Our final stop at the top of Mt. Lovcen, was the small village of Njeguši. When our bus pulled up, I was a little less than enthused. It didn't look like much--just a few weathered stone buildings, some barns, and a handful of local vendors with their wares for sale on make-shift stands. But as we started wandering around and learning the history of the village, I began to see Njeguši with a new set of eyes. With the mountains hovering all around and fields of wild grass covering every square inch of land, the character of the this small mountaintop village began to shine through.
Njeguši, while quaint, is quite famous for its well-preserved traditional folk architecture. It's also popularly known for its smoked ham (prosciutto) and local cheese (called Njeguški sir and Njeguški pršut--say that five times fast). And fun fact...according to a 2003 census, this village only had 15 inhabitants. A bit outdated, but if I had to guess, there might be 40 people here now. 60 if you include the wild roosters and feral cats.
Nowadays, the village is a popular place for tour groups to stop. This gives Njeguši some much needed income as it's a tough commute down to Kotor Bay for many of the village locals. Those who don't work outside the village sell their handicrafts and smoked meats to happy tourists. It seems to be a win/win situation for all. I know I sure appreciated the salty bite and sip of wine after that hair-raising bus ride up the mountainside! After our snack we continued on wandering the village roads, inspecting abandoned buildings and taking in the greenery. It was such a nice reprieve from the busyness of our cruise ship. Like exploring someplace hardly changed by the passage of time.
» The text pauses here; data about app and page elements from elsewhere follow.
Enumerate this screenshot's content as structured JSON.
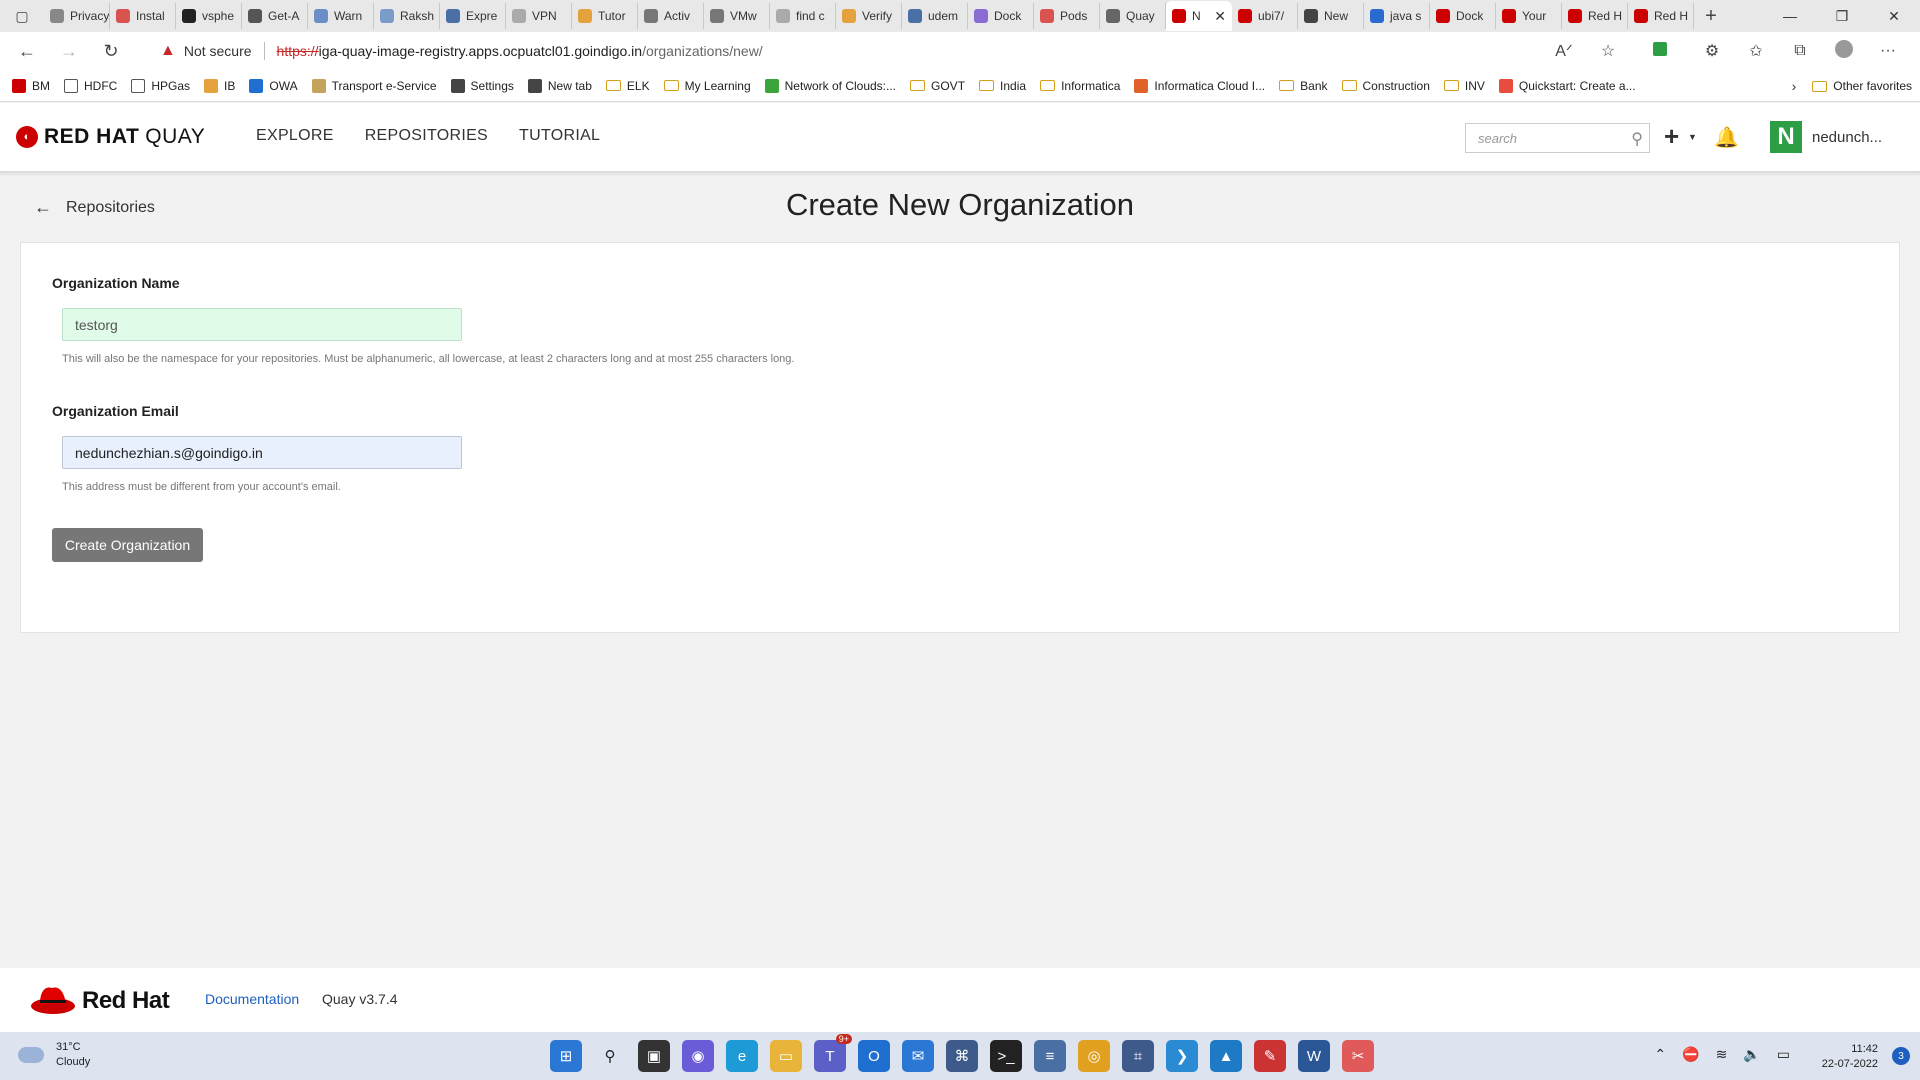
{
  "browser": {
    "tabs": [
      {
        "label": "Privacy err",
        "color": "#888"
      },
      {
        "label": "Instal",
        "color": "#d9534f"
      },
      {
        "label": "vsphe",
        "color": "#222"
      },
      {
        "label": "Get-A",
        "color": "#555"
      },
      {
        "label": "Warn",
        "color": "#6a8fc7"
      },
      {
        "label": "Raksh",
        "color": "#7a9cc6"
      },
      {
        "label": "Expre",
        "color": "#4a6fa5"
      },
      {
        "label": "VPN",
        "color": "#aaa"
      },
      {
        "label": "Tutor",
        "color": "#e5a13b"
      },
      {
        "label": "Activ",
        "color": "#777"
      },
      {
        "label": "VMw",
        "color": "#777"
      },
      {
        "label": "find c",
        "color": "#aaa"
      },
      {
        "label": "Verify",
        "color": "#e5a13b"
      },
      {
        "label": "udem",
        "color": "#4a6fa5"
      },
      {
        "label": "Dock",
        "color": "#8a6bd1"
      },
      {
        "label": "Pods",
        "color": "#d9534f"
      },
      {
        "label": "Quay",
        "color": "#666"
      },
      {
        "label": "N",
        "color": "#cc0000"
      },
      {
        "label": "ubi7/",
        "color": "#cc0000"
      },
      {
        "label": "New",
        "color": "#444"
      },
      {
        "label": "java s",
        "color": "#2a6bd1"
      },
      {
        "label": "Dock",
        "color": "#cc0000"
      },
      {
        "label": "Your",
        "color": "#cc0000"
      },
      {
        "label": "Red H",
        "color": "#cc0000"
      },
      {
        "label": "Red H",
        "color": "#cc0000"
      }
    ],
    "active_tab_index": 17,
    "not_secure": "Not secure",
    "url_scheme": "https://",
    "url_host": "iga-quay-image-registry.apps.ocpuatcl01.goindigo.in",
    "url_path": "/organizations/new/",
    "bookmarks": [
      {
        "label": "BM",
        "kind": "icon",
        "color": "#cc0000"
      },
      {
        "label": "HDFC",
        "kind": "page",
        "color": "#555"
      },
      {
        "label": "HPGas",
        "kind": "page",
        "color": "#555"
      },
      {
        "label": "IB",
        "kind": "icon",
        "color": "#e5a13b"
      },
      {
        "label": "OWA",
        "kind": "icon",
        "color": "#1f6fd1"
      },
      {
        "label": "Transport e-Service",
        "kind": "icon",
        "color": "#c4a35a"
      },
      {
        "label": "Settings",
        "kind": "icon",
        "color": "#444"
      },
      {
        "label": "New tab",
        "kind": "icon",
        "color": "#444"
      },
      {
        "label": "ELK",
        "kind": "folder",
        "color": "#d4a017"
      },
      {
        "label": "My Learning",
        "kind": "folder",
        "color": "#d4a017"
      },
      {
        "label": "Network of Clouds:...",
        "kind": "icon",
        "color": "#3aa53a"
      },
      {
        "label": "GOVT",
        "kind": "folder",
        "color": "#d4a017"
      },
      {
        "label": "India",
        "kind": "folder",
        "color": "#d4a017"
      },
      {
        "label": "Informatica",
        "kind": "folder",
        "color": "#d4a017"
      },
      {
        "label": "Informatica Cloud I...",
        "kind": "icon",
        "color": "#e0622a"
      },
      {
        "label": "Bank",
        "kind": "folder",
        "color": "#d4a017"
      },
      {
        "label": "Construction",
        "kind": "folder",
        "color": "#d4a017"
      },
      {
        "label": "INV",
        "kind": "folder",
        "color": "#d4a017"
      },
      {
        "label": "Quickstart: Create a...",
        "kind": "icon",
        "color": "#e74c3c"
      }
    ],
    "other_favorites": "Other favorites"
  },
  "header": {
    "logo_redhat": "RED HAT",
    "logo_quay": "QUAY",
    "nav": [
      "EXPLORE",
      "REPOSITORIES",
      "TUTORIAL"
    ],
    "search_placeholder": "search",
    "avatar_letter": "N",
    "username": "nedunch...",
    "avatar_color": "#2e9e44"
  },
  "page": {
    "back_label": "Repositories",
    "title": "Create New Organization",
    "org_name_label": "Organization Name",
    "org_name_value": "testorg",
    "org_name_help": "This will also be the namespace for your repositories. Must be alphanumeric, all lowercase, at least 2 characters long and at most 255 characters long.",
    "org_email_label": "Organization Email",
    "org_email_value": "nedunchezhian.s@goindigo.in",
    "org_email_help": "This address must be different from your account's email.",
    "submit_label": "Create Organization"
  },
  "footer": {
    "brand": "Red Hat",
    "doc_link": "Documentation",
    "version": "Quay v3.7.4"
  },
  "taskbar": {
    "temperature": "31°C",
    "condition": "Cloudy",
    "time": "11:42",
    "date": "22-07-2022",
    "notifications": "3",
    "teams_badge": "9+"
  }
}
If folklore and smoked ham are high on your "love" list, maybe a stop in Njeguši could be in order for you. Do vijenja!